Consider Bitcoin, which is still by far the most popular cryptocurrency.
Bitcoin was originally launched back in 2009 as an electronic form of cash to make secure payments across the Internet without having to go through a bank or financial institution.
Yet Bitcoin’s own software limits its throughput to just a handful of transactions per second.
By comparison, Visa and Mastercard can handle tens of thousands of transactions per second, and there are already emerging technologies in the crypto sector to compete at that level.
From a technological perspective, Bitcoin is in the Digital Dark Ages. And it’s hard to imagine that the least efficient technology in the sector will forever continue to be the most valuable.
This is almost always the case with technology. Back in the early 1990s when the consumer Internet was in its infancy, the “World Wide Web” didn’t really exist.
We used to use something called ‘gopher’, a text and menu-based version of the web.
Then a bunch of engineers perfected hypertext transfer protocol, ‘http’, and the World Wide Web as we know it today was born.
Given how much better the user experience was with http, it didn’t take long for gopher to almost completely disappear.
The same thing could happen in crypto.
And this is important, because as these new Distributed Ledger Technologies continue to develop, it’s possible that almost ALL of today’s tokens and cryptocurrencies could disappear.
Some of the newest Distributed Ledger Technologies don’t even have tokens.
Hyperledger, for instance, is a project run by the Linux Foundation in partnership with dozens of major companies like IBM, Accenture, Cisco, Deutsche Bank, Intel, and American Express.
They’ve already released a number of working DLTs. And not a single Hyperledger DLT comes with a native coin or token.
In other words, it’s like a really advanced blockchain without the Bitcoin.
The use cases for Hyperledger are far-reaching- document storage, financial transactions, property records, even voting.
In fact there’s a candidate for US Congress in the state of California who claims that he’ll use the technology to allow his constituents to vote directly on federal legislation.
Then there are the banks– many of whom are developing their own DLTs.
JP Morgan already launched one called Quorum, an open-source distributed ledger and smart contract platform that rapidly processes financial transactions among a closed network of participants.
They’ve essentially created a blockchain to modernize global banking infrastructure.
Outdated crypto technology doesn’t stand much of a chance when some of the largest firms in the world are putting a ton of resources into making it better.
And this brings me to where the real opportunity is.
Most of the talk about cryptocurrency these days seems focused on what’s going to be the next Bitcoin or Ether.

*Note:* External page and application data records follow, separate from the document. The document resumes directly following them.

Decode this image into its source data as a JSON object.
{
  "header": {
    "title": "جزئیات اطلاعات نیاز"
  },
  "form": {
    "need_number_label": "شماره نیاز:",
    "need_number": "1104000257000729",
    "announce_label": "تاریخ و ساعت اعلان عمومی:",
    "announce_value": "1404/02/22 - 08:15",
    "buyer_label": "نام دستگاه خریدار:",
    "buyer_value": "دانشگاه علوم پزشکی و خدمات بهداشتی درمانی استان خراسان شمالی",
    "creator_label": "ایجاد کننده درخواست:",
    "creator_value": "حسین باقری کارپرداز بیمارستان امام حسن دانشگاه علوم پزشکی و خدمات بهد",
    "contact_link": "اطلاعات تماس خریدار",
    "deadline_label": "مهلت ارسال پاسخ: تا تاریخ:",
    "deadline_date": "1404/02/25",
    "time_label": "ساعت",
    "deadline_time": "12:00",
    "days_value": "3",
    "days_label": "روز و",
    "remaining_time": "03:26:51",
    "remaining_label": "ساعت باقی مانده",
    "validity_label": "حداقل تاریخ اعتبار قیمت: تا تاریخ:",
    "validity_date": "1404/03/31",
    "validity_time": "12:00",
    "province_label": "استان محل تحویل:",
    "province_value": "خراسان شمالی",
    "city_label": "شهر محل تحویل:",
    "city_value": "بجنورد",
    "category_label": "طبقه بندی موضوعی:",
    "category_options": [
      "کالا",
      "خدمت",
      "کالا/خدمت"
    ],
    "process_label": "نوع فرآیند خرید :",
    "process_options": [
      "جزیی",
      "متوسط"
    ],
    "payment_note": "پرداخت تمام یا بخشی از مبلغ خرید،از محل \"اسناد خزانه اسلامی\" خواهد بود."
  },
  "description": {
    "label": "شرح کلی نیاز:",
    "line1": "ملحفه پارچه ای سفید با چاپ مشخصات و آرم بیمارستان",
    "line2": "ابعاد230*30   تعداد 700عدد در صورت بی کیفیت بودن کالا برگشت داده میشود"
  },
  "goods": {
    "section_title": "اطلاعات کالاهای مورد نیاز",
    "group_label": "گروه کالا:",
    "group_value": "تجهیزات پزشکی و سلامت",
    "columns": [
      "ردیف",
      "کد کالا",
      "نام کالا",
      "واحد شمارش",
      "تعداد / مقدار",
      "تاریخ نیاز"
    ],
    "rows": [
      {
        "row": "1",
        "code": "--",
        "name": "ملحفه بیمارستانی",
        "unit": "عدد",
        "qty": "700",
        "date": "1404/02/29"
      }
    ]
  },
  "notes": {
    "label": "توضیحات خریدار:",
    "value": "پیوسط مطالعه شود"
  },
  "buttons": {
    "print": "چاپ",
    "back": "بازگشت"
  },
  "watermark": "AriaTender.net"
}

People are trying to figure out what’s the next currency or heavily promoted ICO that can turn $1,000 into $1 million.
That’s probably not the right way to look at this sector anymore.
Certainly there are a handful of specific tokens or coins that have real utility (like some of the privacy coins).

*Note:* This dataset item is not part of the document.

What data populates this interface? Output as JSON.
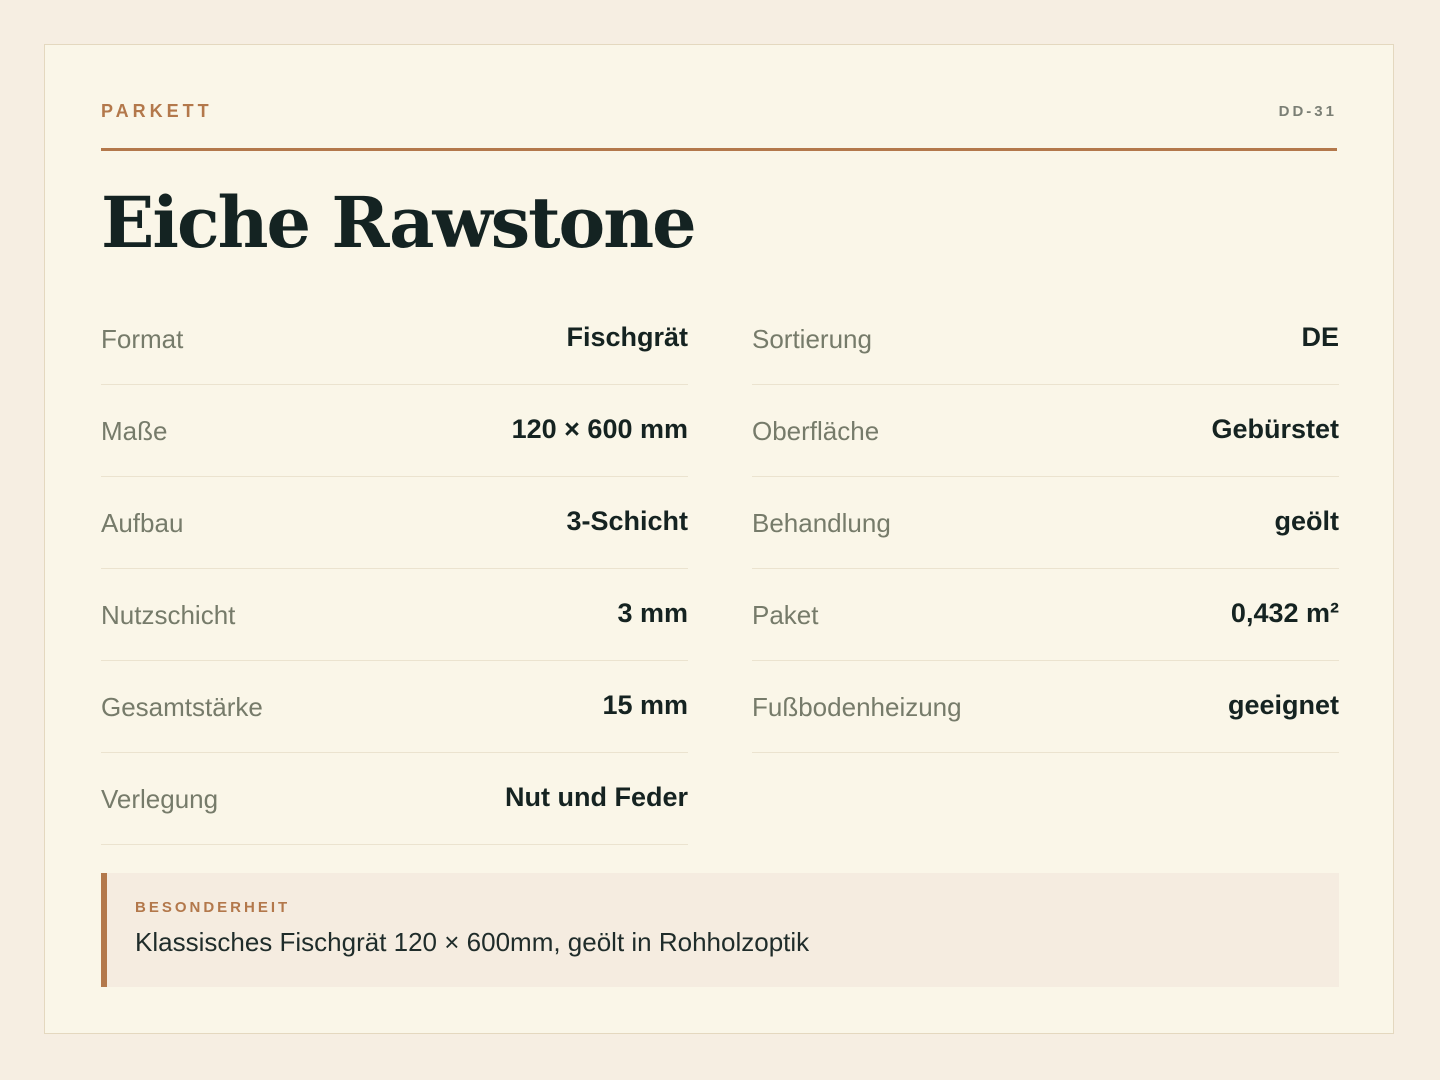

But again, aside from those select few, it’s possible that today’s most popular cryptocurrencies and tokens might follow in the footsteps of gopher.
It’s not going to happen tomorrow. But over the next 5-10 years, inferior, pointless coins and tokens could easily be replaced by superior technology.
So rather than trying to speculate on the next hot ICO, or divining whether going YOLO in Shitcoin, TrumpCoin, or Fuzzballs will make you a crypto millionaire, the real fortunes to be made are in the application of these technologies.
Manufacturing. Real estate. Insurance. Global shipping. Retail. Healthcare.
There are litereally thousands upon thousands of compelling, lucrative ways to apply these Distributed Ledger Technologies across various industries around the world.
This is what happened with the Internet. Once the technology was developed, the real money wasn’t made by the people who developed TCP/IP and HTTP.
It was made by the entrepreneurs who applied the technology in ways that fundamentally changed how we do business… and by the investors who backed them.
Right now those opportunities with DLT are wide open.